“If you want to film the current aspirant, you need to study his route,” the Ajari (senior monk) insisted.

“I am here for 2 more days and at your disposal,” I answered.

“Come back in 3 weeks. That will be better for us,” the Ajari offered, drawing our initial meeting to a close.

My translator and I nodded at each other with heavily muted enthusiasm. After all, just 20 minutes earlier, the Ajari was effectively sweeping us out of his compound. And now, he had given us a pathway of potential toward filming the current aspirant of the Sennichi Kaihogyo sect.

“But,” the Ajari then proclaimed, “reviewing the course is merely the next step and guarantees nothing.”

Never mind that I had traveled from New York City to Kyoto expressly for this initial conversation – only to be told that I would have to return in 3 weeks. At least, I was assured, the second meeting wouldn’t carry the specter of an abrupt conclusion. I would be walking the woods for 18 miles with a monk. Thus, three weeks later, amidst the last traces of the Japanese fall, I returned to Kyoto trail shoes in hand.

We met the monk Isomura-san at 7 am in the main square of Hiei-zan, the massive, sprawling compound of the monks of Mt. Hiei. Isomura-san quickly established the framework of the quest of the famed Sennichi Kaihogyo.

Every 7 to 10 years, an aspirant monk from any of the temples on the mountain applies and is selected to undergo a 12-year cycle of austerities. Men and women may apply although no woman has been selected yet. Mind you, this is after being initiated as a monk by walking 18 miles a day for 100 straight days and secluding oneself in a 40 foot x 70 foot temple for 90 days while walking around the inner edge for 20+ hours a day in prayer. Food is brought into the temple for the aspirant who neither washes nor bathes for those 90 days.

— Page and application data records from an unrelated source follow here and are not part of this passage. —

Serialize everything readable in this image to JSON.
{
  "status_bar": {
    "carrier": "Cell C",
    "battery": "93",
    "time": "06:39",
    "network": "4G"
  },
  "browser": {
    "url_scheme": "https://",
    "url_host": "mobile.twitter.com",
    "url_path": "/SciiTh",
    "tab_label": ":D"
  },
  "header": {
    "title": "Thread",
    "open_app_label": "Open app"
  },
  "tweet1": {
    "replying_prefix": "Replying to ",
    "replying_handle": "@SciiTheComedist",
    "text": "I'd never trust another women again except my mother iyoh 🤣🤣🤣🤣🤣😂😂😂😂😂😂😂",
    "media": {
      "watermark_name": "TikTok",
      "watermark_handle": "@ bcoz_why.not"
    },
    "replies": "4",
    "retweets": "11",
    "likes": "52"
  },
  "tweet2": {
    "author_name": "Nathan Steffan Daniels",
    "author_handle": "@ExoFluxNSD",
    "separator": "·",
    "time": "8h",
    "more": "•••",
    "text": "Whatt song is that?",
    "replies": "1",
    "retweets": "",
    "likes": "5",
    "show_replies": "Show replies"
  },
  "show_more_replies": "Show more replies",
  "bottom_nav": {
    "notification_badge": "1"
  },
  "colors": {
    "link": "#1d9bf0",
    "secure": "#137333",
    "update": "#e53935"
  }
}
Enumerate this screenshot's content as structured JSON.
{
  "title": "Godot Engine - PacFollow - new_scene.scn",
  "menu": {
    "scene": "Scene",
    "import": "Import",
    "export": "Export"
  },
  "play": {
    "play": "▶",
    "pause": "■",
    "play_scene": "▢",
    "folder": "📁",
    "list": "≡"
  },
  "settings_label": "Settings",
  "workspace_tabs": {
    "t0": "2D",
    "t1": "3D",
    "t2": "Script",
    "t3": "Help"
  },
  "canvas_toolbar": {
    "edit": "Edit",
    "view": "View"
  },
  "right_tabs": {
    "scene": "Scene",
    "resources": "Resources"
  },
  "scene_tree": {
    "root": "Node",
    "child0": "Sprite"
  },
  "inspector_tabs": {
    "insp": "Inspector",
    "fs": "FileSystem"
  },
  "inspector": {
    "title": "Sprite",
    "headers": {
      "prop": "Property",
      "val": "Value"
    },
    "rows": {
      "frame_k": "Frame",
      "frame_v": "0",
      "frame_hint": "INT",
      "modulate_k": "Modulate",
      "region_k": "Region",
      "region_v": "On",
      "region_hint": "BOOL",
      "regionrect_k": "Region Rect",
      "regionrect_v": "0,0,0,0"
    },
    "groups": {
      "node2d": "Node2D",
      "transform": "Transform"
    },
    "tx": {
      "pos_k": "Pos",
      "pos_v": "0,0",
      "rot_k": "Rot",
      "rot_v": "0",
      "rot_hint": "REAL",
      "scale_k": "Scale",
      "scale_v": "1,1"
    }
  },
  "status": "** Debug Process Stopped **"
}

Included in this 12-year cycle is a 1,000 day trek. (I use the word “trek” because at no point does the aspirant run. But, the aspirant will be moving at 12-15 minute mile pace on seriously steep inclines, which is a faster pace than many people average during multi-day races.) In fact, Sennichi Kaihogyo means “those who complete the thousand day circumambulation.” The trek is conducted in most part through the picturesque forests, with a minimum of one daily ascent and descent of the 1000-meter tall Mt. Hiei, mostly via single-track unmarked trails. That 1,000-day trek is broken into 100-day cycles. The aspirant has 7 years to complete those 10 cycles. Each cycle has a different length, beginning at 18 miles and concluding with an astounding 52 miles a day.

The aspirant undertakes this effort under pain of death – meaning that if one fails to complete the daily trek, death by suicide is mandatory. No one, apparently, has had to end their life in the last 100 years, but plenty have in the hoary past.

And that’s not all! After the 6th cycle, the aspirant must undergo an 9-day doiri, a fast demanding the abstinence of food, sleep and water. Monks remain with the aspirant to chant 24 hours a day and to keep the aspirant awake. At the conclusion of the last cycle, the aspirant must sit in front of a fire for 9 days, offering prayers written on sticks, forbidden from drinking water during the waking hours.

After walking the course with Isomura, I realized the incredibly physicality of this quest. Although the aspirant doesn’t focus on movement, but rather on the 200 some-odd prayer and meditation stops, the course was slippery, steep and hard enough to navigate in running shoes. The aspirant, however, is adorned in a white robe and wears bamboo sandals that can disintegrate after 20-30 miles. Furthermore, most aspirants prefer to do their daily mileage without any aid. Villagers offer food and drink, but because the aspirant is obliged to consume all that is offered, they generally avoid any calories on the course. Many avoid drinking water even.

How is this all possible? It was abundantly clear that inner joy had a part to play in the monks’ trek. Death isn’t a positive motivator for entering into such a challenge. The meditation and prayer seemingly provided the physical and spiritual energy for this massive undertaking, which, of course, was done with the intention of progressing closer to enlightenment.

Isomura-san relaxes after our 18 mile hike.

After walking the course with Isomura, he gave me a smiling hint that I would soon be given permission to observe and document the inner secrets behind the Sennichi Kaihogyo firsthand. I would be returning to Kyoto once more.